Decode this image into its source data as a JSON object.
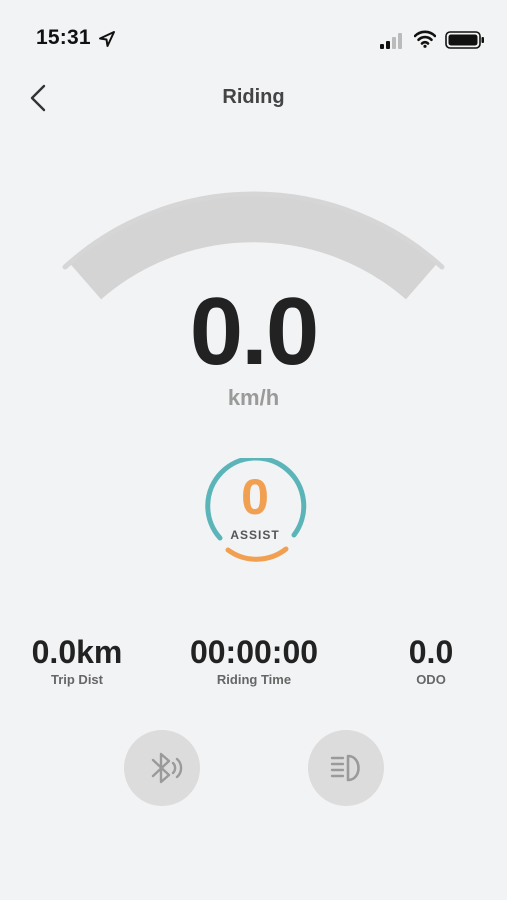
{
  "status_bar": {
    "time": "15:31",
    "icons": [
      "location-arrow-icon",
      "cellular-signal-icon",
      "wifi-icon",
      "battery-icon"
    ]
  },
  "nav": {
    "title": "Riding",
    "back_icon": "chevron-left-icon"
  },
  "gauge": {
    "speed": "0.0",
    "unit": "km/h",
    "level": 0
  },
  "assist": {
    "level": "0",
    "label": "ASSIST"
  },
  "stats": {
    "trip_dist": {
      "value": "0.0km",
      "label": "Trip Dist"
    },
    "riding_time": {
      "value": "00:00:00",
      "label": "Riding Time"
    },
    "odo": {
      "value": "0.0",
      "label": "ODO"
    }
  },
  "controls": {
    "bluetooth_icon": "bluetooth-icon",
    "headlight_icon": "headlight-icon"
  },
  "colors": {
    "background": "#f2f3f5",
    "gauge_track": "#d4d4d4",
    "assist_teal": "#5bb5b8",
    "assist_orange": "#f0a050",
    "button_bg": "#dcdcdc",
    "icon_gray": "#9a9a9a"
  }
}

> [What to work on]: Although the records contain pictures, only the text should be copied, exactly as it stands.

> [Exercise result]:
Decode this image into its source data as a JSON object.
{
  "status_bar": {
    "time": "15:31",
    "icons": [
      "location-arrow-icon",
      "cellular-signal-icon",
      "wifi-icon",
      "battery-icon"
    ]
  },
  "nav": {
    "title": "Riding",
    "back_icon": "chevron-left-icon"
  },
  "gauge": {
    "speed": "0.0",
    "unit": "km/h",
    "level": 0
  },
  "assist": {
    "level": "0",
    "label": "ASSIST"
  },
  "stats": {
    "trip_dist": {
      "value": "0.0km",
      "label": "Trip Dist"
    },
    "riding_time": {
      "value": "00:00:00",
      "label": "Riding Time"
    },
    "odo": {
      "value": "0.0",
      "label": "ODO"
    }
  },
  "controls": {
    "bluetooth_icon": "bluetooth-icon",
    "headlight_icon": "headlight-icon"
  },
  "colors": {
    "background": "#f2f3f5",
    "gauge_track": "#d4d4d4",
    "assist_teal": "#5bb5b8",
    "assist_orange": "#f0a050",
    "button_bg": "#dcdcdc",
    "icon_gray": "#9a9a9a"
  }
}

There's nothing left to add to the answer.